I’ve written two (unpublished) historical novels, one set in Chicago in 1885 and the other in Italy in the early days of the Roman Empire (in 59 A.D.). I love doing historical research … and I also love getting the details right. You can never get everything right, because historians don’t tend to serve up the kind of detail that a fiction writer needs. But at least the writer can strive not to get anything wrong.
Recently I sat down to do a little tidying up on my Rome novel, with the idea of probably self-publishing it and selling six or eight copies. It’s a murder mystery (as is the Chicago book), so naturally I need to know a lot about how the Roman legal system worked. I tracked down an expert in Roman law at the University of Michigan, and he suggested I read The Criminal Law in Ancient Rome by O. F. Robinson. I promptly bought a copy and started underlining salient passages.
My story has a love sub-plot. The widow of the murdered man is in the process of falling in love with a handsome young slave in her father’s household, and of course he ultimately solves the crime, thereby freeing her from the false accusation, so now nature can take its course.
The details of how they become romantically involved are a bit convoluted. The budding of the romance rests, oddly enough, on the nature of her murdered husband’s will, because the disposition of the estate depends on whether his widow is pregnant. She isn’t, but she decides to pretend to be, so now she needs a surreptitious surrogate father.
And this is where the fecal substance encounters the rotating air circulation device.
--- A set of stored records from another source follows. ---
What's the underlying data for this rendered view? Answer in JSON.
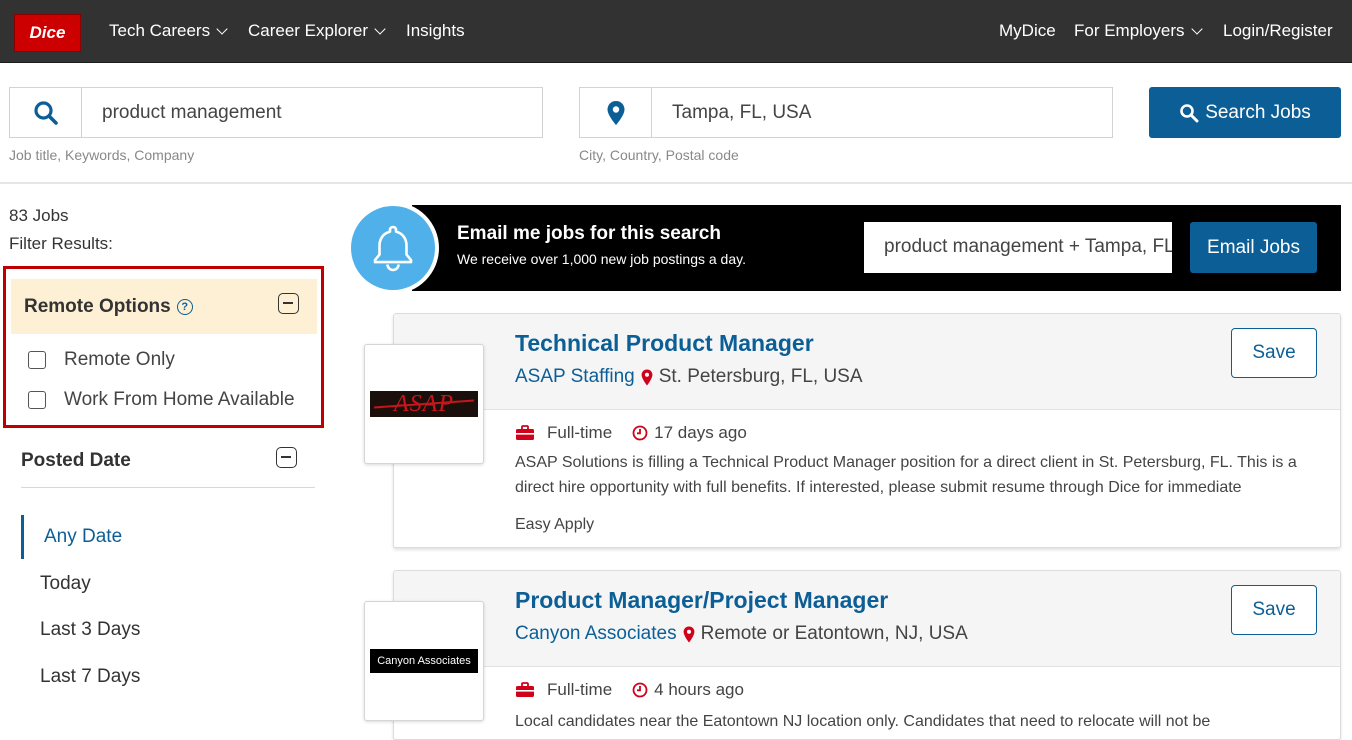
{
  "nav": {
    "logo_text": "Dice",
    "items": [
      {
        "label": "Tech Careers",
        "dropdown": true
      },
      {
        "label": "Career Explorer",
        "dropdown": true
      },
      {
        "label": "Insights",
        "dropdown": false
      }
    ],
    "right_items": [
      {
        "label": "MyDice",
        "dropdown": false
      },
      {
        "label": "For Employers",
        "dropdown": true
      },
      {
        "label": "Login/Register",
        "dropdown": false
      }
    ]
  },
  "search": {
    "keyword_value": "product management",
    "keyword_help": "Job title, Keywords, Company",
    "location_value": "Tampa, FL, USA",
    "location_help": "City, Country, Postal code",
    "button_label": "Search Jobs"
  },
  "results": {
    "count_label": "83 Jobs",
    "filter_label": "Filter Results:"
  },
  "filters": {
    "remote": {
      "title": "Remote Options",
      "options": [
        {
          "label": "Remote Only",
          "checked": false
        },
        {
          "label": "Work From Home Available",
          "checked": false
        }
      ]
    },
    "posted_date": {
      "title": "Posted Date",
      "options": [
        "Any Date",
        "Today",
        "Last 3 Days",
        "Last 7 Days"
      ],
      "selected": "Any Date"
    }
  },
  "email_banner": {
    "title": "Email me jobs for this search",
    "subtitle": "We receive over 1,000 new job postings a day.",
    "input_value": "product management + Tampa, FL, USA",
    "button_label": "Email Jobs"
  },
  "jobs": [
    {
      "title": "Technical Product Manager",
      "company": "ASAP Staffing",
      "location": "St. Petersburg, FL, USA",
      "logo_text": "ASAP",
      "employment": "Full-time",
      "posted": "17 days ago",
      "description": "ASAP Solutions is filling a Technical Product Manager position for a direct client in St. Petersburg, FL. This is a direct hire opportunity with full benefits. If interested, please submit resume through Dice for immediate",
      "easy_apply": "Easy Apply",
      "save_label": "Save"
    },
    {
      "title": "Product Manager/Project Manager",
      "company": "Canyon Associates",
      "location": "Remote or Eatontown, NJ, USA",
      "logo_text": "Canyon Associates",
      "employment": "Full-time",
      "posted": "4 hours ago",
      "description": "Local candidates near the Eatontown NJ location only. Candidates that need to relocate will not be",
      "save_label": "Save"
    }
  ],
  "colors": {
    "brand_red": "#cc0000",
    "primary_blue": "#0c5f96",
    "nav_bg": "#323232",
    "highlight_border": "#c00000",
    "filter_head_bg": "#fdf0d5",
    "bell_blue": "#4fb0ea",
    "pin_red": "#d0021b"
  }
}
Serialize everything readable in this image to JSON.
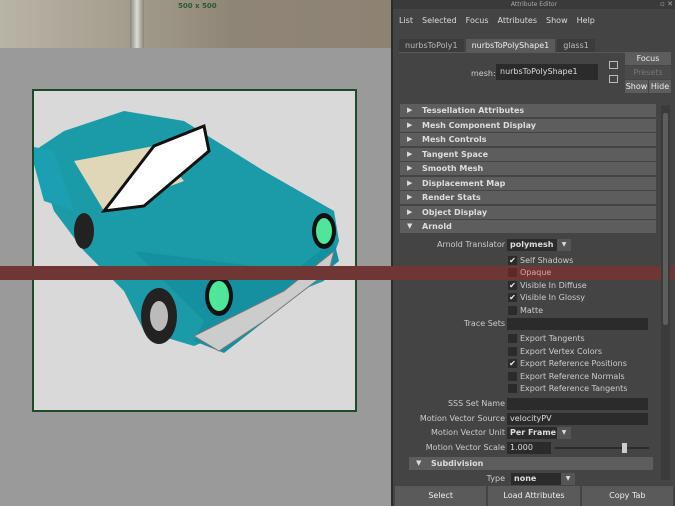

Here is the key passage from Chapter 4 of Robinson’s book: “…all the slaves in the house at the time of the suspicious death were to be tortured in order to find out the murderer, to discover if anyone had incited him, and to make it possible to punish for their failure in their duty all those slaves who had not prevented the murder — for which they were all liable to be put to death…. Until this [the torturing] had been done the dead man’s will was not to be opened…. While the torture was technically interrogation, not punishment, the two concepts were not always clearly distinguished; the whole purpose of the law was to compel slaves to guard their owners both from members of the household and [from] outsiders at the risk of their own lives….” An addition to the law (probably enacted at about the time of my story) “extended the rule so that all the slaves of the surviving spouse would also be tortured.”
Oh, dear. My love sub-plot can’t get under way until after a dozen or so household slaves have been tortured. But I don’t want to write a description of slaves being whipped or subjected to thumbscrews or whatever the Romans liked to do. And I’m pretty sure my six or eight readers would find that chapter and its aftermath unpleasant, if not worse.
I knew that the slaves would be tortured if they were suspected of the murder, but this passage suggests that the torture could and probably did happen even if they weren’t directly suspected — and in my story, one of them is suspected, because it’s a murder mystery, so I need suspects! But worse, the whole love sub-plot just got breached below the water line and sank to the bottom of the harbor. It can’t get under way until after the torture, because the torture has to happen before the victim’s will is unsealed and read.
I love historical research. I hate historical research.
This is the advantage of writing fantasy novels set on other worlds. Nobody can fact-check you. You can shape the story rather more easily, because you’re not constrained by reality.
Now if only the agent who has my fantasy novel sitting on her desk would get back to me….